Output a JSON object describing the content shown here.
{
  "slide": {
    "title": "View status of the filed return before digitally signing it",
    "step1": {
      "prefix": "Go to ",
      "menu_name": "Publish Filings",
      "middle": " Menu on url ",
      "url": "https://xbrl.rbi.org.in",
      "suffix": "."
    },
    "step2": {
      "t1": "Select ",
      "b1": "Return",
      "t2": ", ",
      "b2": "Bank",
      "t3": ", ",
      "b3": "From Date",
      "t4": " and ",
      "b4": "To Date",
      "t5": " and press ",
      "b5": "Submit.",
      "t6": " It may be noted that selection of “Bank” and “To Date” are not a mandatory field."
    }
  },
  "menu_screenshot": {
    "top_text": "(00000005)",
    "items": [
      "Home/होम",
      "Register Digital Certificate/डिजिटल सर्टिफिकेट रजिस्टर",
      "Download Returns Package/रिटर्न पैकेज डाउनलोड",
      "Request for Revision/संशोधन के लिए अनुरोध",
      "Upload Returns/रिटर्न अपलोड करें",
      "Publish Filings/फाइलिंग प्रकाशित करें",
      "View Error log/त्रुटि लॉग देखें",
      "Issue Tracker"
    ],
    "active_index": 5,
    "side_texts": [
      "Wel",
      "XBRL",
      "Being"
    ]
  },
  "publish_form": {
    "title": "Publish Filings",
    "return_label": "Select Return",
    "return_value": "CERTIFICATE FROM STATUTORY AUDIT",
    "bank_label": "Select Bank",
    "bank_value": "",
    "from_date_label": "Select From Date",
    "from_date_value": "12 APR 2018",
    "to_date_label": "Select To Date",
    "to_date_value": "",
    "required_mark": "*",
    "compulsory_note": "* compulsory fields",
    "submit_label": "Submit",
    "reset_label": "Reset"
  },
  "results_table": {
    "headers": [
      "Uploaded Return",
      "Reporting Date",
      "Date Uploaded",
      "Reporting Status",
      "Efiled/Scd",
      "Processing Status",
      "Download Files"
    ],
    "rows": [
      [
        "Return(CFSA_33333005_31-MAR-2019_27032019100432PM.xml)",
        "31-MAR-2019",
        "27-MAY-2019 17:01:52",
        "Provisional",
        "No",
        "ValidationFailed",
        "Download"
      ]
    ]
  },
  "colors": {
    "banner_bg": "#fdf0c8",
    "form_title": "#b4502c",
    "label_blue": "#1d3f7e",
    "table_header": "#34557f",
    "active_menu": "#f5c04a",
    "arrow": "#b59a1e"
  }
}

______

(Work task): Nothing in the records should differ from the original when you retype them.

(Result below):
Output a JSON object describing the content shown here.
{
  "slide": {
    "title": "View status of the filed return before digitally signing it",
    "step1": {
      "prefix": "Go to ",
      "menu_name": "Publish Filings",
      "middle": " Menu on url ",
      "url": "https://xbrl.rbi.org.in",
      "suffix": "."
    },
    "step2": {
      "t1": "Select ",
      "b1": "Return",
      "t2": ", ",
      "b2": "Bank",
      "t3": ", ",
      "b3": "From Date",
      "t4": " and ",
      "b4": "To Date",
      "t5": " and press ",
      "b5": "Submit.",
      "t6": " It may be noted that selection of “Bank” and “To Date” are not a mandatory field."
    }
  },
  "menu_screenshot": {
    "top_text": "(00000005)",
    "items": [
      "Home/होम",
      "Register Digital Certificate/डिजिटल सर्टिफिकेट रजिस्टर",
      "Download Returns Package/रिटर्न पैकेज डाउनलोड",
      "Request for Revision/संशोधन के लिए अनुरोध",
      "Upload Returns/रिटर्न अपलोड करें",
      "Publish Filings/फाइलिंग प्रकाशित करें",
      "View Error log/त्रुटि लॉग देखें",
      "Issue Tracker"
    ],
    "active_index": 5,
    "side_texts": [
      "Wel",
      "XBRL",
      "Being"
    ]
  },
  "publish_form": {
    "title": "Publish Filings",
    "return_label": "Select Return",
    "return_value": "CERTIFICATE FROM STATUTORY AUDIT",
    "bank_label": "Select Bank",
    "bank_value": "",
    "from_date_label": "Select From Date",
    "from_date_value": "12 APR 2018",
    "to_date_label": "Select To Date",
    "to_date_value": "",
    "required_mark": "*",
    "compulsory_note": "* compulsory fields",
    "submit_label": "Submit",
    "reset_label": "Reset"
  },
  "results_table": {
    "headers": [
      "Uploaded Return",
      "Reporting Date",
      "Date Uploaded",
      "Reporting Status",
      "Efiled/Scd",
      "Processing Status",
      "Download Files"
    ],
    "rows": [
      [
        "Return(CFSA_33333005_31-MAR-2019_27032019100432PM.xml)",
        "31-MAR-2019",
        "27-MAY-2019 17:01:52",
        "Provisional",
        "No",
        "ValidationFailed",
        "Download"
      ]
    ]
  },
  "colors": {
    "banner_bg": "#fdf0c8",
    "form_title": "#b4502c",
    "label_blue": "#1d3f7e",
    "table_header": "#34557f",
    "active_menu": "#f5c04a",
    "arrow": "#b59a1e"
  }
}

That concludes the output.